- [Action item] Please look for the string "object" below and report every line in which it occurs.
=== Section Start ===
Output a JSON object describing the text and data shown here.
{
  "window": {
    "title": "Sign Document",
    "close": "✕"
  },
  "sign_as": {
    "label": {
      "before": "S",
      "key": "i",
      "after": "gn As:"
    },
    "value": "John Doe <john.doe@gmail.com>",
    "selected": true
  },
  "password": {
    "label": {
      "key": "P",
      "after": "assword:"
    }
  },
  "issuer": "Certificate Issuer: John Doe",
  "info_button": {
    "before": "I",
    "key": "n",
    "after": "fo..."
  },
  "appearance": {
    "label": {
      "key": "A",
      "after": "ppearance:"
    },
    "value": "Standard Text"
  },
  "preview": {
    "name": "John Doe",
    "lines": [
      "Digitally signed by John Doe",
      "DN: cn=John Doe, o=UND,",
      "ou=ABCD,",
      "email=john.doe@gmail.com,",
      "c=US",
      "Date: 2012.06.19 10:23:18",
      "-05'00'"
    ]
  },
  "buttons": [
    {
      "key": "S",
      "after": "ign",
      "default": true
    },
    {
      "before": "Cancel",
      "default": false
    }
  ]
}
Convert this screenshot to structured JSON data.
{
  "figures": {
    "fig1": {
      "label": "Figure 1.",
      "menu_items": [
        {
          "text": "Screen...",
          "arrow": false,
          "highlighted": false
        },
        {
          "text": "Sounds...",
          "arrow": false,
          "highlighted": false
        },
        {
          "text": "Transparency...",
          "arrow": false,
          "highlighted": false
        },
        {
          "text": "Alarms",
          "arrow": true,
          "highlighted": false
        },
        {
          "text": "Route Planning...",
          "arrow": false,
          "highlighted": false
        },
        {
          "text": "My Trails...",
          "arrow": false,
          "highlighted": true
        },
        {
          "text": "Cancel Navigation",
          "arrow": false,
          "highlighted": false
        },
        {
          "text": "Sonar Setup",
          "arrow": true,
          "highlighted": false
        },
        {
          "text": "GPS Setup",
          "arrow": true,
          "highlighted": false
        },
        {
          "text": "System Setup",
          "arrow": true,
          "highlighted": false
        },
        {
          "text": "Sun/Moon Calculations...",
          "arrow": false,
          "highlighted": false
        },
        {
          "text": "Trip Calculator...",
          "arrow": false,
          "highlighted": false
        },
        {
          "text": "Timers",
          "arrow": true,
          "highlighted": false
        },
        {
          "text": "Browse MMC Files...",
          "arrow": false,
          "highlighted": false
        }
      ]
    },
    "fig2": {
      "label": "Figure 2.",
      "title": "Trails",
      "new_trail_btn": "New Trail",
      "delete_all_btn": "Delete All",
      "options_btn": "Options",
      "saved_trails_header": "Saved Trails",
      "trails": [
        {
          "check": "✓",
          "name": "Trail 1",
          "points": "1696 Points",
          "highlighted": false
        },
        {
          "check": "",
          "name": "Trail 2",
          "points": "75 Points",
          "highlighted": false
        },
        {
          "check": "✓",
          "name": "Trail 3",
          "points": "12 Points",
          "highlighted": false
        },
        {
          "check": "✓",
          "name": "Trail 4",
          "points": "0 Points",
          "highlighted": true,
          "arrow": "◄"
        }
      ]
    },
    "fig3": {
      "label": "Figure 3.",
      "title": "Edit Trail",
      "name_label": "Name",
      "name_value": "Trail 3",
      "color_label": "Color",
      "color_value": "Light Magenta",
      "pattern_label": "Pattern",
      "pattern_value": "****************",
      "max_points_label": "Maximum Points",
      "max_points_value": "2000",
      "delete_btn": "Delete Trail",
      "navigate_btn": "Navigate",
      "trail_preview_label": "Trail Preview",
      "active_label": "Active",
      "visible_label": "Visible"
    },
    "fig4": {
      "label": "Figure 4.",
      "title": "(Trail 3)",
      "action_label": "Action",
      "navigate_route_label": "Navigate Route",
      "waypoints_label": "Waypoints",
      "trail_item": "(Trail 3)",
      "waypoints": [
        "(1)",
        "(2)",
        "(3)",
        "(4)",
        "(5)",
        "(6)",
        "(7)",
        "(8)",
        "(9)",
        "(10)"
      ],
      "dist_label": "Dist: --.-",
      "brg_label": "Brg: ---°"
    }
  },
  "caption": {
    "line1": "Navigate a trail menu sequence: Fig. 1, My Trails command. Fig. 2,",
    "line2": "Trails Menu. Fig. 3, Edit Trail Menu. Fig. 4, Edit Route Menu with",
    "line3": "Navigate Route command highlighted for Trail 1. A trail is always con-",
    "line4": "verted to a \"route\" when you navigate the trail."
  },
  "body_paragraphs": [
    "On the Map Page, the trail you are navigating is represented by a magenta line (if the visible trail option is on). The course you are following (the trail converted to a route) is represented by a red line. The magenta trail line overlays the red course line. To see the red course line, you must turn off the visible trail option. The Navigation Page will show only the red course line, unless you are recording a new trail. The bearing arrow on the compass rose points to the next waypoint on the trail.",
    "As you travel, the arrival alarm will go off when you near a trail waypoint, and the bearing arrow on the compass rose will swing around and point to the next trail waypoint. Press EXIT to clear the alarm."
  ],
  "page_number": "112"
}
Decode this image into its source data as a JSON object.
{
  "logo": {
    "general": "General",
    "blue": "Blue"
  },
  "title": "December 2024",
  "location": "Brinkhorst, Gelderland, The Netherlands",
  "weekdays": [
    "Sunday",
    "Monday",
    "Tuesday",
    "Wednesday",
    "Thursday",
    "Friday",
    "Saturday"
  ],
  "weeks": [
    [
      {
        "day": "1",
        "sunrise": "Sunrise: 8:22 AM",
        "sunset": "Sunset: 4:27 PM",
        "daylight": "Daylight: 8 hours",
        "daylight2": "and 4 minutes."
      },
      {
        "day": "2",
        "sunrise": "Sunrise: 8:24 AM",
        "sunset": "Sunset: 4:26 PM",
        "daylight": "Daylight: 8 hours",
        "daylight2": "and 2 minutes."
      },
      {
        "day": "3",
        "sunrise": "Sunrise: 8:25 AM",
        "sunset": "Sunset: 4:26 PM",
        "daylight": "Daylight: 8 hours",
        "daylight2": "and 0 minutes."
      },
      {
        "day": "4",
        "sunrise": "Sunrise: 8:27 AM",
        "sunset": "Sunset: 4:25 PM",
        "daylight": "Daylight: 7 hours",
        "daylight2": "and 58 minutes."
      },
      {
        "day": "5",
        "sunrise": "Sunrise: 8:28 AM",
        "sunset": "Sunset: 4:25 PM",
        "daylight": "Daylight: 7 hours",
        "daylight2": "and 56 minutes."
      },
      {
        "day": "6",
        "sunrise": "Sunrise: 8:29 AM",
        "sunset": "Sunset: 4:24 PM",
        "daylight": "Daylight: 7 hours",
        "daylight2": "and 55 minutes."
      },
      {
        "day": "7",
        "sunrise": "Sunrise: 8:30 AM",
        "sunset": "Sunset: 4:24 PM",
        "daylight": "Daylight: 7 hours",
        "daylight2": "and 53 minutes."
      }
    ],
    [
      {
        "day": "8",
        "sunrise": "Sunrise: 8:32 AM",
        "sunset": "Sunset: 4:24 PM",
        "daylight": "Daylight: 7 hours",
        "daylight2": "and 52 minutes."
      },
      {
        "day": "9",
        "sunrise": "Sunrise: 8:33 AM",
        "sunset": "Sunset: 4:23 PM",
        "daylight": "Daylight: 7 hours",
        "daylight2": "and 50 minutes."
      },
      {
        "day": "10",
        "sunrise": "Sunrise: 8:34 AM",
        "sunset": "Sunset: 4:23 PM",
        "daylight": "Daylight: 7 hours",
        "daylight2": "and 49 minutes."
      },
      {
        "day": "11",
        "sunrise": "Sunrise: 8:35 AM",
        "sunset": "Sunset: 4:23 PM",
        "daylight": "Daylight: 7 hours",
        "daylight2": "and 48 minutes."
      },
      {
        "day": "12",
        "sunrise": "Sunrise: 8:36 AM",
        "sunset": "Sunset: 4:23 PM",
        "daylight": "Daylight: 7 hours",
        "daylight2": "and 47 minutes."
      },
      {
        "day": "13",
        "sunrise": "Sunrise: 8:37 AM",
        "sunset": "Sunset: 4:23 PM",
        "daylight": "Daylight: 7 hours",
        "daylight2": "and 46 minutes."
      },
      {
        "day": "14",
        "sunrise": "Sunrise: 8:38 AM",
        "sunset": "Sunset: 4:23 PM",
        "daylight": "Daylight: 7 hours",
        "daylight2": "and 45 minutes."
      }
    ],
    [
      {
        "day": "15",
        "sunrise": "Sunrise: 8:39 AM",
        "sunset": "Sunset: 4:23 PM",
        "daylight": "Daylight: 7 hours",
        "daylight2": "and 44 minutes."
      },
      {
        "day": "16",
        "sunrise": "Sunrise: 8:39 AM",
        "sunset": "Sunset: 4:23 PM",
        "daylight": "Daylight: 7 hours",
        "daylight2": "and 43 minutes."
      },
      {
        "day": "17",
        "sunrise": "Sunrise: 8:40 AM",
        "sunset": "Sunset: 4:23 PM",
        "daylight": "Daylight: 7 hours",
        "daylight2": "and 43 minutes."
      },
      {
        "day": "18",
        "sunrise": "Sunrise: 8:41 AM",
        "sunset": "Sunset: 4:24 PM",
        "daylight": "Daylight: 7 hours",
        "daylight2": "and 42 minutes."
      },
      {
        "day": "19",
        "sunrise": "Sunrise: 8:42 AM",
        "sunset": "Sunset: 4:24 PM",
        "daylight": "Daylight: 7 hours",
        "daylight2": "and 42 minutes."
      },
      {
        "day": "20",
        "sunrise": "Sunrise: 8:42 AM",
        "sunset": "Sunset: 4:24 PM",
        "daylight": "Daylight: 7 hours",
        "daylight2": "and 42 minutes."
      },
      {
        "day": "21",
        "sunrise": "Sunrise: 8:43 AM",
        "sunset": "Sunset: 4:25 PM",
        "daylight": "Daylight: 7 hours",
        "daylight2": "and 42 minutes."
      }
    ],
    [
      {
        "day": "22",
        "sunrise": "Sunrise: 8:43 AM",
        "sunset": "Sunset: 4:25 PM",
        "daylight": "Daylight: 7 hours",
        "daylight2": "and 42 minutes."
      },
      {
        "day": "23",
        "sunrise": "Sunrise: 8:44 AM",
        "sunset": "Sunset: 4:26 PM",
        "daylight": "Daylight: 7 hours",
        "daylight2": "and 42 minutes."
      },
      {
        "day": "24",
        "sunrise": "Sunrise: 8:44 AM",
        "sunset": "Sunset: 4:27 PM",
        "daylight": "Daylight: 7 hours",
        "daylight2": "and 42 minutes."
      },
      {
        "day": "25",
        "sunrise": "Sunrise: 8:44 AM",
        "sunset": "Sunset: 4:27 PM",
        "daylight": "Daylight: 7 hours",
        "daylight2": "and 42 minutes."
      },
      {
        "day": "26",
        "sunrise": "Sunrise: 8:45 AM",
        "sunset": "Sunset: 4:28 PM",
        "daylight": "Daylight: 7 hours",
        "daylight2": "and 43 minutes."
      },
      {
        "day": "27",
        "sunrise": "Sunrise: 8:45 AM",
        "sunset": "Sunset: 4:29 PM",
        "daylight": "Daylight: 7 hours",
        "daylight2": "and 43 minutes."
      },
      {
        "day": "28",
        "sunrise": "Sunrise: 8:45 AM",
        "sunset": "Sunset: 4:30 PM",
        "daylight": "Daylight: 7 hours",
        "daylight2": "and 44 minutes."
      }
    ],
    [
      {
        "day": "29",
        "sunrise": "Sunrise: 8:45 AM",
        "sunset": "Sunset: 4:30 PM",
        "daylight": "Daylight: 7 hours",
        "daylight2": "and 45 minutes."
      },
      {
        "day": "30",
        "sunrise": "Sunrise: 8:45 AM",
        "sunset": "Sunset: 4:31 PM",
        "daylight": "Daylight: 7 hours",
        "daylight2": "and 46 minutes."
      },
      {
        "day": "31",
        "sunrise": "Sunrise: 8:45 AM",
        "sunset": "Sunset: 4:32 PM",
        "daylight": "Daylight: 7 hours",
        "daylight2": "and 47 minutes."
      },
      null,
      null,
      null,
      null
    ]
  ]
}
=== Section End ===
- [Response to the exercise]
Output a JSON object describing the text and data shown here.
Decode this image into its source data as a JSON object.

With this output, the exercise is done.